▽

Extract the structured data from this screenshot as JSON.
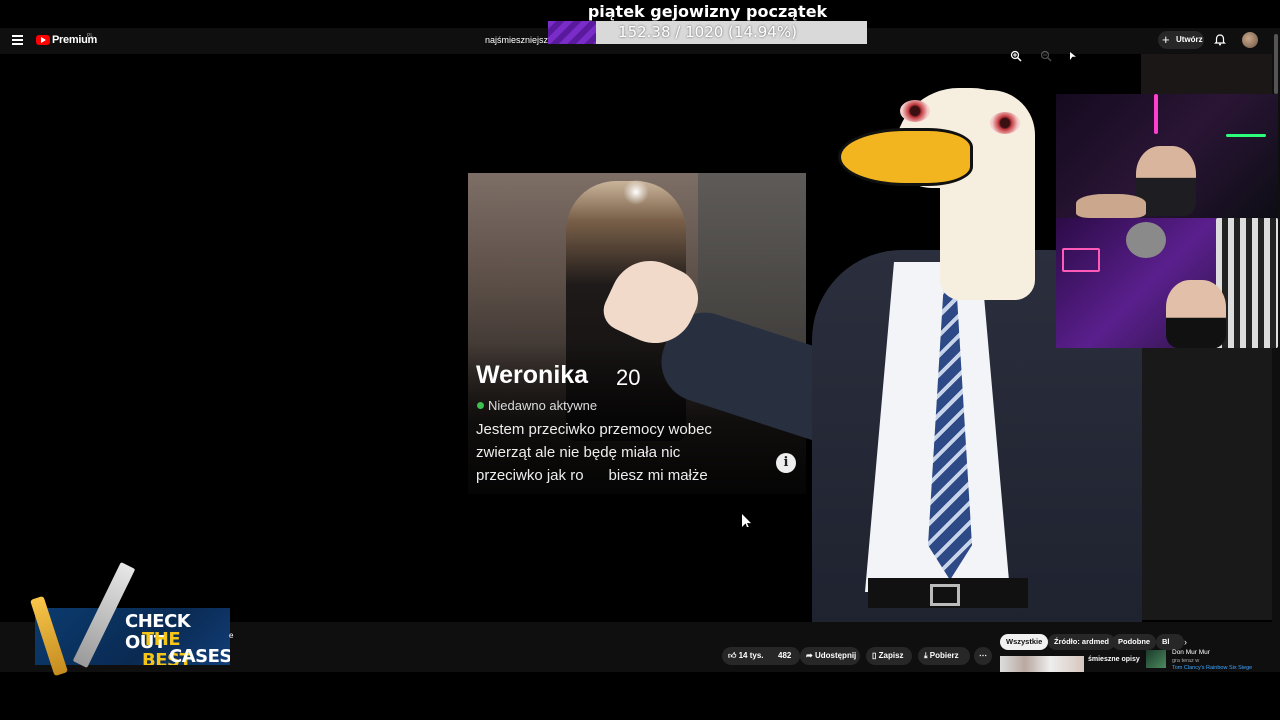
{
  "overlay": {
    "title": "piątek gejowizny początek",
    "goal_text": "152.38 / 1020 (14.94%)",
    "goal_fraction": 0.1494,
    "goal_fill_color": "#7a2cc9"
  },
  "header": {
    "brand": "Premium",
    "brand_sup": "PL",
    "search_query": "najśmieszniejsze",
    "create_label": "Utwórz",
    "icons": [
      "menu-icon",
      "youtube-logo",
      "bell-icon",
      "avatar",
      "zoom-in-icon",
      "zoom-out-icon"
    ]
  },
  "card": {
    "name": "Weronika",
    "age": "20",
    "status": "Niedawno aktywne",
    "bio_lines": [
      "Jestem przeciwko przemocy wobec",
      "zwierząt ale nie będę miała nic",
      "przeciwko jak ro      biesz mi małże"
    ],
    "info_icon": "i"
  },
  "actions": {
    "like": "14 tys.",
    "dislike_count": "482",
    "share": "Udostępnij",
    "save": "Zapisz",
    "download": "Pobierz",
    "more": "⋯"
  },
  "filters": {
    "all": "Wszystkie",
    "source": "Źródło: ardmed",
    "similar": "Podobne",
    "cut": "Bl"
  },
  "suggestion": {
    "title": "śmieszne opisy"
  },
  "notification": {
    "name": "Don Mur Mur",
    "line1": "gra teraz w",
    "line2": "Tom Clancy's Rainbow Six Siege"
  },
  "promo": {
    "line1": "CHECK OUT",
    "line2": "THE BEST",
    "line3": "CASES",
    "tail": "e"
  },
  "colors": {
    "youtube_red": "#ff0000",
    "background": "#000000",
    "header_bg": "#0f0f0f",
    "promo_yellow": "#f5c518"
  }
}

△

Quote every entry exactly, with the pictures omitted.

### WRITTEN ANSWER
Extract the structured data from this screenshot as JSON.
{
  "overlay": {
    "title": "piątek gejowizny początek",
    "goal_text": "152.38 / 1020 (14.94%)",
    "goal_fraction": 0.1494,
    "goal_fill_color": "#7a2cc9"
  },
  "header": {
    "brand": "Premium",
    "brand_sup": "PL",
    "search_query": "najśmieszniejsze",
    "create_label": "Utwórz",
    "icons": [
      "menu-icon",
      "youtube-logo",
      "bell-icon",
      "avatar",
      "zoom-in-icon",
      "zoom-out-icon"
    ]
  },
  "card": {
    "name": "Weronika",
    "age": "20",
    "status": "Niedawno aktywne",
    "bio_lines": [
      "Jestem przeciwko przemocy wobec",
      "zwierząt ale nie będę miała nic",
      "przeciwko jak ro      biesz mi małże"
    ],
    "info_icon": "i"
  },
  "actions": {
    "like": "14 tys.",
    "dislike_count": "482",
    "share": "Udostępnij",
    "save": "Zapisz",
    "download": "Pobierz",
    "more": "⋯"
  },
  "filters": {
    "all": "Wszystkie",
    "source": "Źródło: ardmed",
    "similar": "Podobne",
    "cut": "Bl"
  },
  "suggestion": {
    "title": "śmieszne opisy"
  },
  "notification": {
    "name": "Don Mur Mur",
    "line1": "gra teraz w",
    "line2": "Tom Clancy's Rainbow Six Siege"
  },
  "promo": {
    "line1": "CHECK OUT",
    "line2": "THE BEST",
    "line3": "CASES",
    "tail": "e"
  },
  "colors": {
    "youtube_red": "#ff0000",
    "background": "#000000",
    "header_bg": "#0f0f0f",
    "promo_yellow": "#f5c518"
  }
}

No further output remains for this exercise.